YOUR ASSIGNMENT >> Please read the records below and return each line holding the string "title".

──────── DATA FOR REVIEW

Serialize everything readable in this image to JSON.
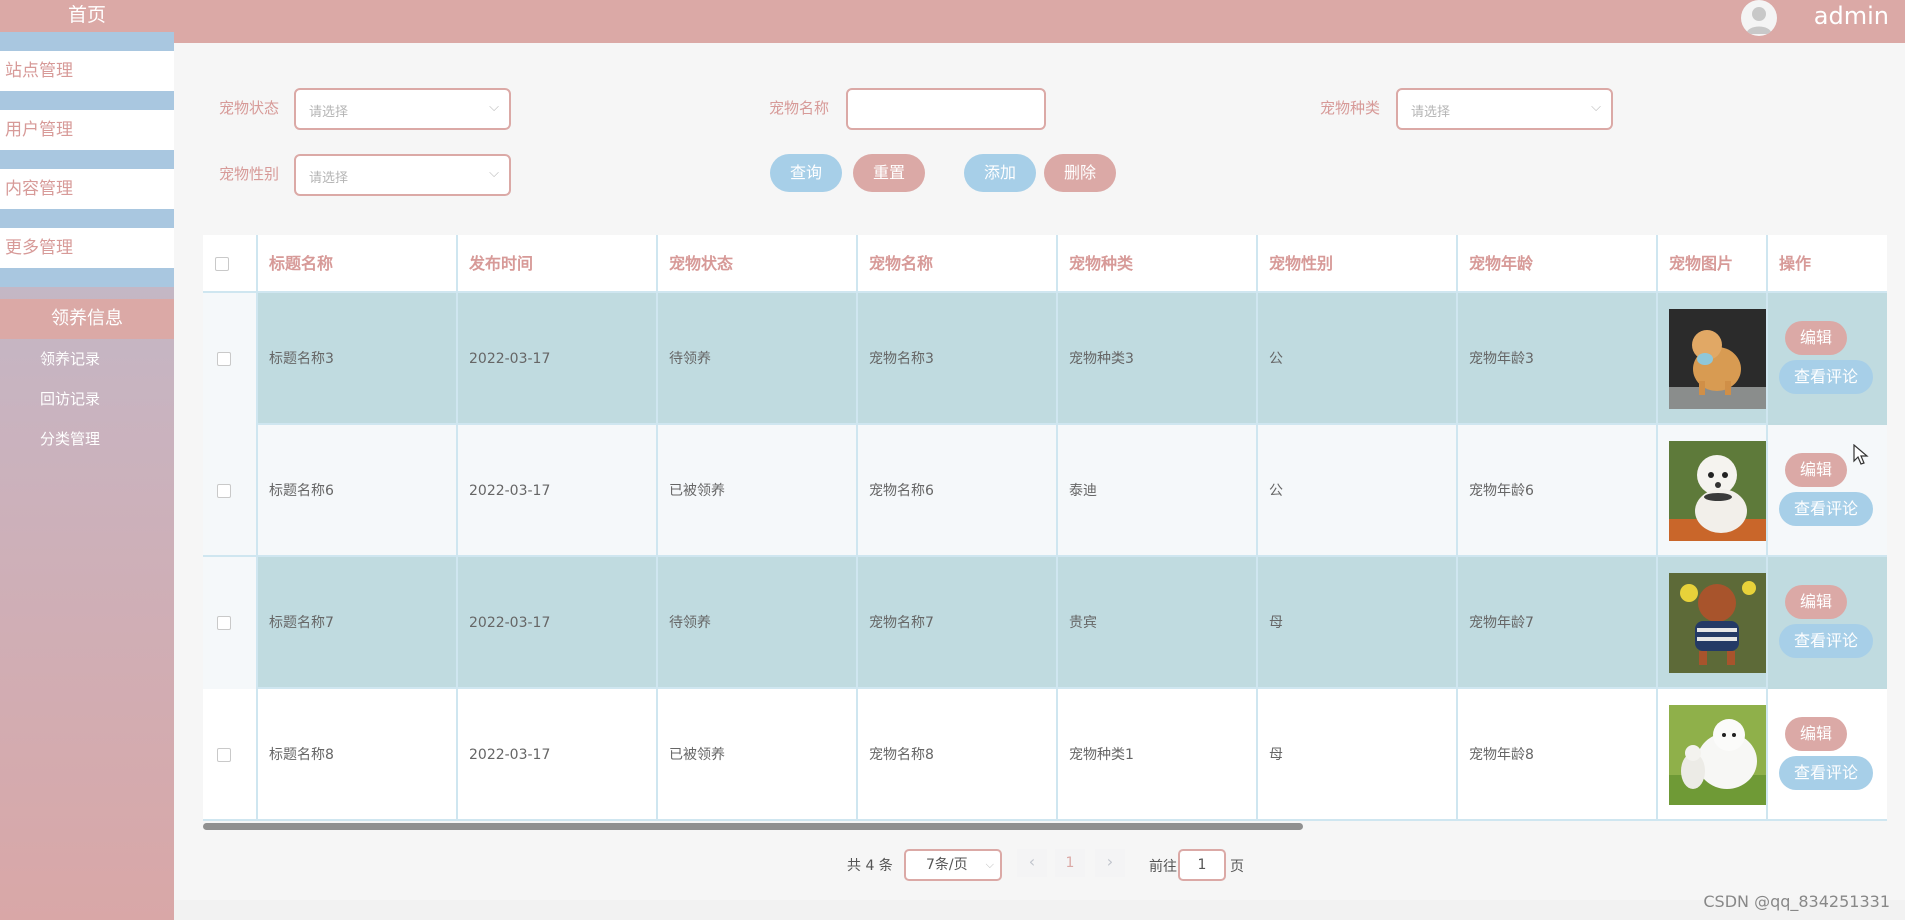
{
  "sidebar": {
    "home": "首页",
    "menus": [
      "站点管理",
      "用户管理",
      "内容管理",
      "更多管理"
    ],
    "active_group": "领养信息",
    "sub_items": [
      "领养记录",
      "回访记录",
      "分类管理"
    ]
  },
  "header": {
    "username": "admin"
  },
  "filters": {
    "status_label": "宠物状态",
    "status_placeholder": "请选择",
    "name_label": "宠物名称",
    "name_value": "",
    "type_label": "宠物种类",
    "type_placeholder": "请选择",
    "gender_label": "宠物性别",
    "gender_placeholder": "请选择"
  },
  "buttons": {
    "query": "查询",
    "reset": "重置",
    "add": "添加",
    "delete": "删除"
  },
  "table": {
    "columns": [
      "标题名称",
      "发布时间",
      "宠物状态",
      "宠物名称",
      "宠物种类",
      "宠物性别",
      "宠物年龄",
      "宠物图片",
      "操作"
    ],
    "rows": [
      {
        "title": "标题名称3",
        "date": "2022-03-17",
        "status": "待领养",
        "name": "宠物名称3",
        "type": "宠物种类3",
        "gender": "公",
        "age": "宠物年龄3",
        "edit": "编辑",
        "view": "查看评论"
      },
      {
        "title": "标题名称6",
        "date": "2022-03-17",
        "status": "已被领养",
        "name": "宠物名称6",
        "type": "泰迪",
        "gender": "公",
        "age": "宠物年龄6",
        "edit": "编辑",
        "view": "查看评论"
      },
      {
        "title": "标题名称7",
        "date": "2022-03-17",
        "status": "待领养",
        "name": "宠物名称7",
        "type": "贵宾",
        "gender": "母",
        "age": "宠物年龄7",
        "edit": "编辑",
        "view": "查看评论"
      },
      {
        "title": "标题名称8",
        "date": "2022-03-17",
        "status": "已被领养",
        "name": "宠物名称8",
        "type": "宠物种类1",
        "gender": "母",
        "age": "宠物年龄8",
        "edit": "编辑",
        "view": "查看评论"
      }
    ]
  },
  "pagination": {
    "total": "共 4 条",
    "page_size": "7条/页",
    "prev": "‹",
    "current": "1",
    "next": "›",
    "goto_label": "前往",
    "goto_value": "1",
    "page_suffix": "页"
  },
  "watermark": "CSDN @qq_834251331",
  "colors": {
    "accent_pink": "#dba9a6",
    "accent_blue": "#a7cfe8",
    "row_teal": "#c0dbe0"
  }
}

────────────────

COMPLETED EXERCISE >>
        "title": "标题名称3",
        "title": "标题名称6",
        "title": "标题名称7",
        "title": "标题名称8",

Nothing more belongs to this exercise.